Maybe someone can help?Thanks a lot.


I'm afraid to say that in my eyes this is not an ancient piece. It looks neither Greek nor Roman.

The metal looks new in form and the style of the carving does not look Greek at all.  It's simply not fine enough!

Who sold it to you as ancient Greek?




Here is the seal piece




Basically "Sumerian" in style but...........

Anyway lets see what others say.


The source of your acquisition will tell you a lot.

If from one of the many extremely dubious eBay sellers,

then a high chance, bordering on certainty, that it's not good. 



 Asgorath asks about these


The seller says:


The four pieces were given to me by my grandfather. I have no idea as to how valuabe they are. I was told they are over 2000 years old. The smallest ushabti is 3 and 1/2 inches tall. (9cm). The larger two are 6 and 1/2 inches tall. (16cm). The other piece of a female face is 4 inches tall and 3 inches wide (10cm tall, 7cm wide). 


I have emailed the seller today 26/7/05 telling him/her/it that these are dreadful fakes.

(They look like the stuff acquired by the hundreds from the notorious eBay sellers we know only too well.)  


I'm not likely to get a reply from the seller  (who is using the private auction mode!),  but watch this space!


6/8/2005  Never got any response.





   From Dik on the yahoo group




1. The grey one (with the glyph's) has almost open hands, they should be more like fists because the shabti should hold a pick and a hoe in each hand.

2. The head is a fantasy product and this kind of wig with the ureaus was not invented by the old Egyptians as far I know.

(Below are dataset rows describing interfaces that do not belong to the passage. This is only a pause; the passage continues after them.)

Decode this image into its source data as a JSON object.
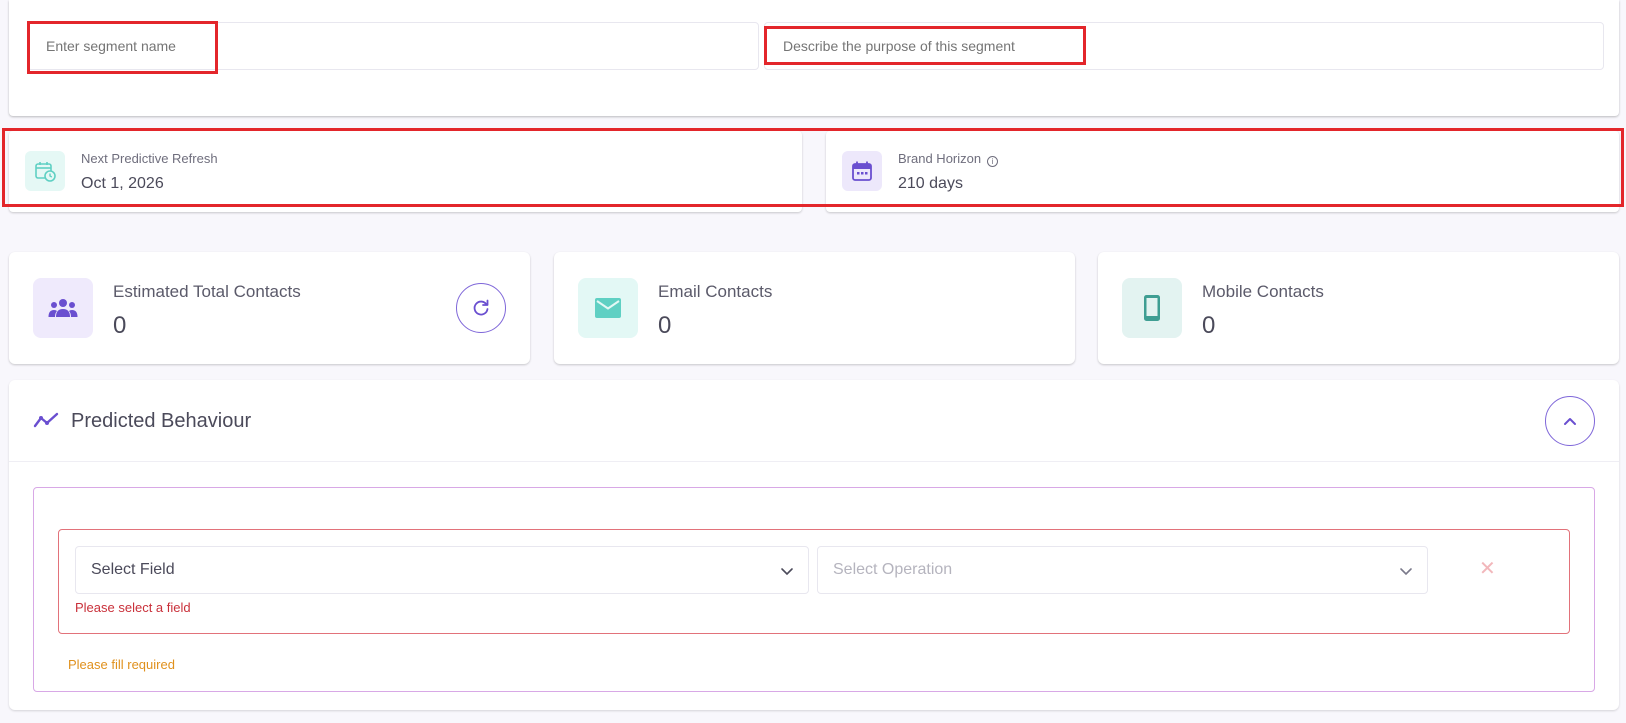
{
  "segment": {
    "name_placeholder": "Enter segment name",
    "description_placeholder": "Describe the purpose of this segment"
  },
  "refresh": {
    "next_label": "Next Predictive Refresh",
    "next_value": "Oct 1, 2026",
    "horizon_label": "Brand Horizon",
    "horizon_value": "210 days"
  },
  "stats": [
    {
      "label": "Estimated Total Contacts",
      "value": "0",
      "icon": "users-icon"
    },
    {
      "label": "Email Contacts",
      "value": "0",
      "icon": "email-icon"
    },
    {
      "label": "Mobile Contacts",
      "value": "0",
      "icon": "mobile-icon"
    }
  ],
  "predicted": {
    "title": "Predicted Behaviour",
    "field_select": "Select Field",
    "operation_select": "Select Operation",
    "field_error": "Please select a field",
    "required_error": "Please fill required"
  },
  "colors": {
    "accent": "#7f67d9",
    "teal": "#5fd0c3",
    "annotation": "#e3262b",
    "error": "#c9303a",
    "warning": "#e0911d"
  }
}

3.  The shabti with the Ba-bird (the brown one) is also a product of modern imagination. The Ba-bird is much too big. Underneath the Ba one should expect horizontal lines with a spell, not other pictures.

4. The shape of blue one with the front register is totally wrong, the arms, the attributes, etc.


The seller writes:

The four pieces were given to me by my grandfather.....etc etc "


He does not tell that he thinks they are really old, so in my opinion he is not doing anything wrong. Ethically of course he is doing wrong. The man is trying to sell souvenirs as genuine (he must know they are), he is trying to convince the buyer (with the famous grandfather story) that this could be a treasure. This is how it works in bazaars too.


Rule 1. Don't buy from people with private feedback

Rule 2. Don't buy from people that hide the id's of the bidders (unless you know the seller personally and you can trust him).

Rule 3. If you see an ushabti with a Ba-Bird on it save a least 20.000$, because that is what you have to pay to get a genuine one.

Carpe diem,




           Is this a genuine piece? page 2